There are plenty of good reasons to oppose mega-mergers. “Trump hates CNN” isn't one of them.

Sarah Wasko / Media Matters

UPDATE 11/20: CNN's Brian Stelter and several others are reporting that the Justice Department will file a lawsuit to block AT&T's takeover of Time Warner.

Did President Donald Trump torpedo AT&T’s purchase of Time Warner as part of an ongoing feud with Time Warner subsidiary CNN? At this point, it almost doesn’t matter. The fact that the question can be raised shows that the damage to the press and to the political system has already been done.

Announced just over a year ago, the $85.4 billion deal would create a media and telecommunications goliath, marrying Time Warner’s film and television studio and popular cable TV offerings including HBO to AT&T’s massive holdings in satellite television, telephone, cellular, and broadband. The resulting company would be larger than Disney or Comcast Corp.

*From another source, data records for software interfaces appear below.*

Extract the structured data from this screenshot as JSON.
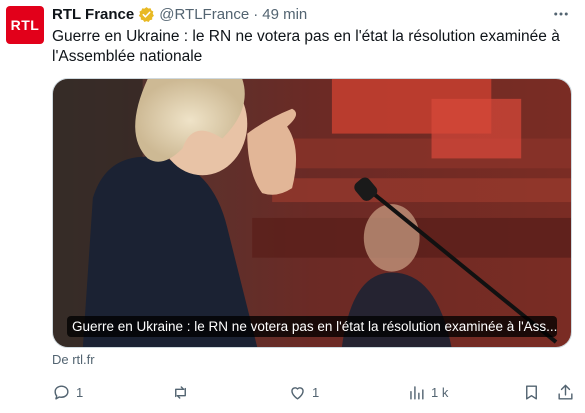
{
  "tweet": {
    "avatar_text": "RTL",
    "author_name": "RTL France",
    "handle": "@RTLFrance",
    "separator": "·",
    "time": "49 min",
    "text": "Guerre en Ukraine : le RN ne votera pas en l'état la résolution examinée à l'Assemblée nationale",
    "card_caption": "Guerre en Ukraine : le RN ne votera pas en l'état la résolution examinée à l'Ass...",
    "source": "De rtl.fr"
  },
  "actions": {
    "replies": "1",
    "reposts": "",
    "likes": "1",
    "views": "1 k"
  },
  "colors": {
    "brand": "#e2001a",
    "verified": "#e8b923",
    "muted": "#536471"
  },
  "icons": [
    "verified-badge-icon",
    "more-icon",
    "reply-icon",
    "repost-icon",
    "like-icon",
    "views-icon",
    "bookmark-icon",
    "share-icon"
  ]
}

If, that is, the deal goes through. This afternoon, several media outlets reported that the Justice Department is planning to block the merger on antitrust grounds, unless either Time Warner agrees to spin off Turner Broadcasting, the bundle of cable channels that includes CNN, or AT&T sells its satellite television subsidiary DirectTV.

The reported requirement has led some to question whether the Trump administration is retaliating against CNN for its critical coverage of the president.

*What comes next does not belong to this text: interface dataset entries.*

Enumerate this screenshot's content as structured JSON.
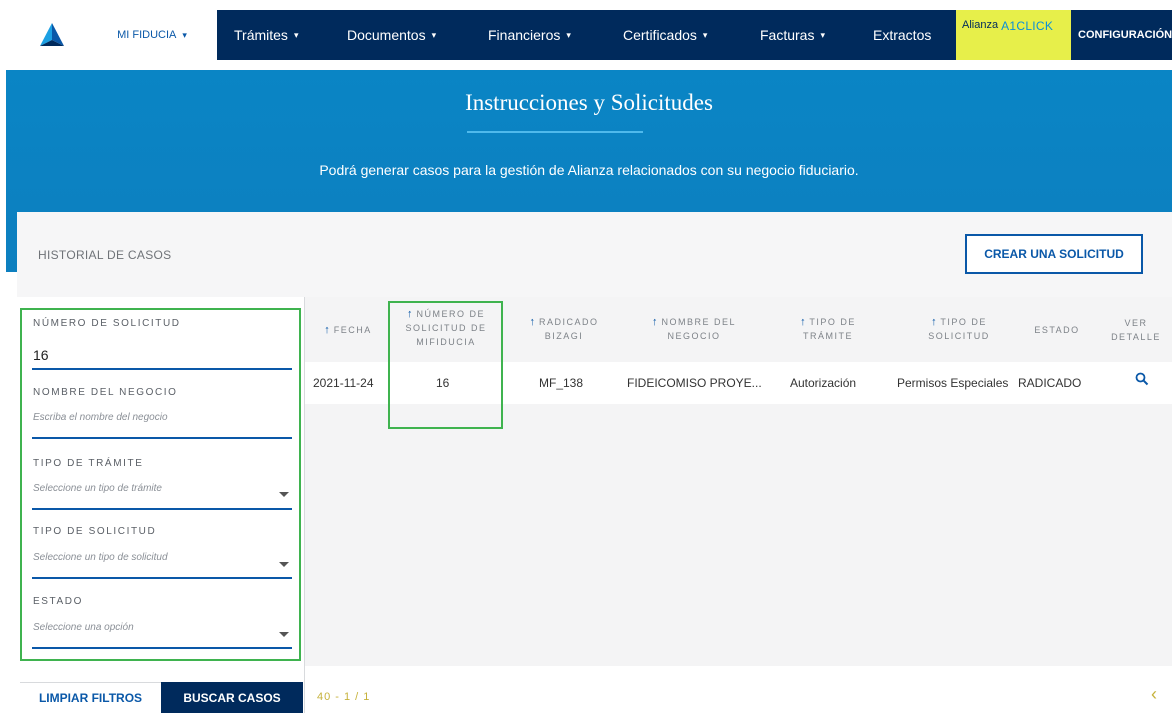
{
  "nav": {
    "items": [
      {
        "label": "MI FIDUCIA",
        "has_caret": true
      },
      {
        "label": "Trámites",
        "has_caret": true
      },
      {
        "label": "Documentos",
        "has_caret": true
      },
      {
        "label": "Financieros",
        "has_caret": true
      },
      {
        "label": "Certificados",
        "has_caret": true
      },
      {
        "label": "Facturas",
        "has_caret": true
      },
      {
        "label": "Extractos",
        "has_caret": false
      }
    ],
    "alianza_prefix": "Alianza",
    "alianza_brand": "A1CLICK",
    "config_label": "CONFIGURACIÓN",
    "caret_glyph": "▾"
  },
  "hero": {
    "title": "Instrucciones y Solicitudes",
    "subtitle": "Podrá generar casos para la gestión de Alianza relacionados con su negocio fiduciario."
  },
  "historial": {
    "title": "HISTORIAL DE CASOS",
    "create_button": "CREAR UNA SOLICITUD"
  },
  "filters": {
    "numero_label": "NÚMERO DE SOLICITUD",
    "numero_value": "16",
    "negocio_label": "NOMBRE DEL NEGOCIO",
    "negocio_placeholder": "Escriba el nombre del negocio",
    "tramite_label": "TIPO DE TRÁMITE",
    "tramite_placeholder": "Seleccione un tipo de trámite",
    "solicitud_label": "TIPO DE SOLICITUD",
    "solicitud_placeholder": "Seleccione un tipo de solicitud",
    "estado_label": "ESTADO",
    "estado_placeholder": "Seleccione una opción",
    "clear_button": "LIMPIAR FILTROS",
    "search_button": "BUSCAR CASOS"
  },
  "table": {
    "headers": [
      {
        "lines": [
          "FECHA"
        ],
        "sortable": true
      },
      {
        "lines": [
          "NÚMERO DE",
          "SOLICITUD DE",
          "MIFIDUCIA"
        ],
        "sortable": true
      },
      {
        "lines": [
          "RADICADO",
          "BIZAGI"
        ],
        "sortable": true
      },
      {
        "lines": [
          "NOMBRE DEL",
          "NEGOCIO"
        ],
        "sortable": true
      },
      {
        "lines": [
          "TIPO DE",
          "TRÁMITE"
        ],
        "sortable": true
      },
      {
        "lines": [
          "TIPO DE",
          "SOLICITUD"
        ],
        "sortable": true
      },
      {
        "lines": [
          "ESTADO"
        ],
        "sortable": false
      },
      {
        "lines": [
          "VER",
          "DETALLE"
        ],
        "sortable": false
      }
    ],
    "sort_arrow": "↑",
    "rows": [
      {
        "fecha": "2021-11-24",
        "numero": "16",
        "radicado": "MF_138",
        "negocio": "FIDEICOMISO PROYE...",
        "tramite": "Autorización",
        "solicitud": "Permisos Especiales",
        "estado": "RADICADO"
      }
    ],
    "pagination": "40 - 1 / 1",
    "prev_glyph": "‹"
  },
  "colors": {
    "navy": "#002a5c",
    "hero_blue": "#0a85c5",
    "accent_blue": "#0a58a8",
    "highlight_green": "#3fb34f",
    "alianza_yellow": "#e7ef4a",
    "pager_gold": "#c6b23b"
  }
}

Attacks on the press have been one of the clearest throughlines of Trump’s campaign and administration, and no outlet has been the subject of more vitriol than CNN. During a press conference in January, Trump shouted down correspondent Jim Acosta, yelling, “You are fake news!” He’s singled out the network and its journalists for vitriol, constantly attacking them for their tough reporting on his administration in interviews, at rallies, and on Twitter, often in particularly disturbing fashion. Trump aide and son-in-law Jared Kushner reportedly took those complaints about CNN to a top Time Warner executive earlier this year.

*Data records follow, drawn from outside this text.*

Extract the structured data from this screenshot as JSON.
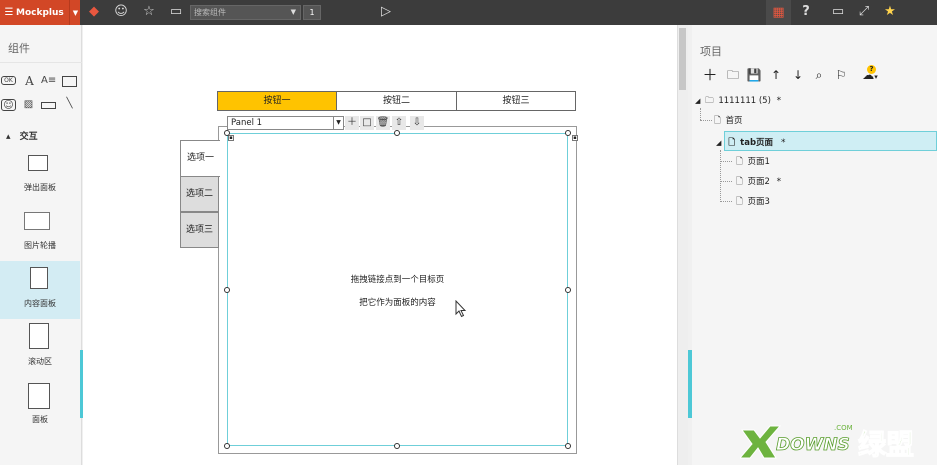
{
  "app": {
    "brand": "Mockplus"
  },
  "toolbar": {
    "search_placeholder": "搜索组件",
    "page_number": "1",
    "help_label": "?"
  },
  "left": {
    "title": "组件",
    "section_label": "交互",
    "components": [
      {
        "label": "弹出面板"
      },
      {
        "label": "图片轮播"
      },
      {
        "label": "内容面板"
      },
      {
        "label": "滚动区"
      },
      {
        "label": "面板"
      }
    ]
  },
  "canvas": {
    "tab_buttons": [
      "按钮一",
      "按钮二",
      "按钮三"
    ],
    "panel_select": "Panel 1",
    "side_tabs": [
      "选项一",
      "选项二",
      "选项三"
    ],
    "hint_line1": "拖拽链接点到一个目标页",
    "hint_line2": "把它作为面板的内容"
  },
  "right": {
    "title": "项目",
    "tree": {
      "root": "1111111 (5)",
      "root_marker": "*",
      "items": [
        {
          "label": "首页"
        },
        {
          "label": "tab页面",
          "marker": "*"
        },
        {
          "label": "页面1"
        },
        {
          "label": "页面2",
          "marker": "*"
        },
        {
          "label": "页面3"
        }
      ]
    }
  },
  "watermark": {
    "text1": "DOWNS",
    "text2": "绿盟",
    "domain": ".COM"
  },
  "colors": {
    "brand": "#d24726",
    "accent": "#4dc8d6",
    "highlight": "#ffc300",
    "topbar": "#3c3c3c"
  }
}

Trump is on the record opposing the deal; during an October 2016 rally, he specifically highlighted CNN’s inclusion while saying he would stop it if elected president “because it’s too much concentration of power.” The comments were unusual as Republicans generally support such acquisitions. In fact, Makan Delrahim, who Trump would later appoint to lead the DOJ’s antitrust unit, said in a television interview that month that he didn’t think the merger posed a “major antitrust problem.” Over the summer, The New York Times provided another clue as to why Trump opposed the deal, reporting that White House advisers had discussed the merger not simply as a legal question but as a “potential point of leverage over their adversary,” CNN.

I am not a lawyer, and have no expertise in whether or not there are legitimate reasons to halt the AT&T/Time Warner deal. According to reports, stopping the merger would defy precedent. But I’m generally disinclined to defend massive accumulations of corporate wealth and power.

Last year, media reform advocates like Free Press and the anti-monopoly expert Barry Lynn wrote to both presidential candidates urging them to scrutinize the takeover if elected, stating that the deal would provide little benefit to consumers and represents “a serious threat to the openness and competitiveness of our nation’s communications systems, hence to American democracy.”

Maybe the president played no role in the DOJ’s decision. Maybe the DOJ’s antitrust division just took that letter to heart. Maybe they’re tapping the breaks on the merger for legitimate reasons. Maybe they’re really worried about how, in the words of the activists’ letter, “the recent history of media concentration is littered with broken promises and higher prices for customers.” It’s possible.

But the fact that the action comes after years of the president’s attacks on CNN, and his recent exhortations for the DOJ to act against his political enemies, render the action suspect and raise serious questions about its legitimacy. And that in itself is incredibly damaging to both the political system and the media environment.

As the Cato Institute’s Julian Sanchez notes, even if the DOJ’s decision had nothing to do with the president’s feud with CNN, it cannot help but create a “chilling effect” on other media outlets. Other multinational corporations with media divisions may now try to restrain their journalists lest they run afoul of government action in the future as well.

This is the sort of systemic corruption that authoritarians create by wielding the power of the state against their political enemies. In the end, businessmen can only be successful by agreeing to yield to the leader, and thereby receiving favorable treatment from regulators while their rivals are destroyed.

“Trump is not going to crush the free media in one fell swoop,”’s Matt Yglesias warned shortly after Trump’s election. “But big corporate media does face enough regulatory matters that even a single exemplary case would suffice to induce large-scale self-censorship. AT&T, for example, is currently seeking permission from antitrust authorities to buy Time Warner  — permission that Time Warner executives might plausible fear is contingent on Trump believing that CNN has covered him ‘fairly.’”

A year later, Trump’s bureaucracy is moving against one of the media companies he hates the most. And he has poisoned the well so completely that it’s impossible to view the deal without focusing on that reality.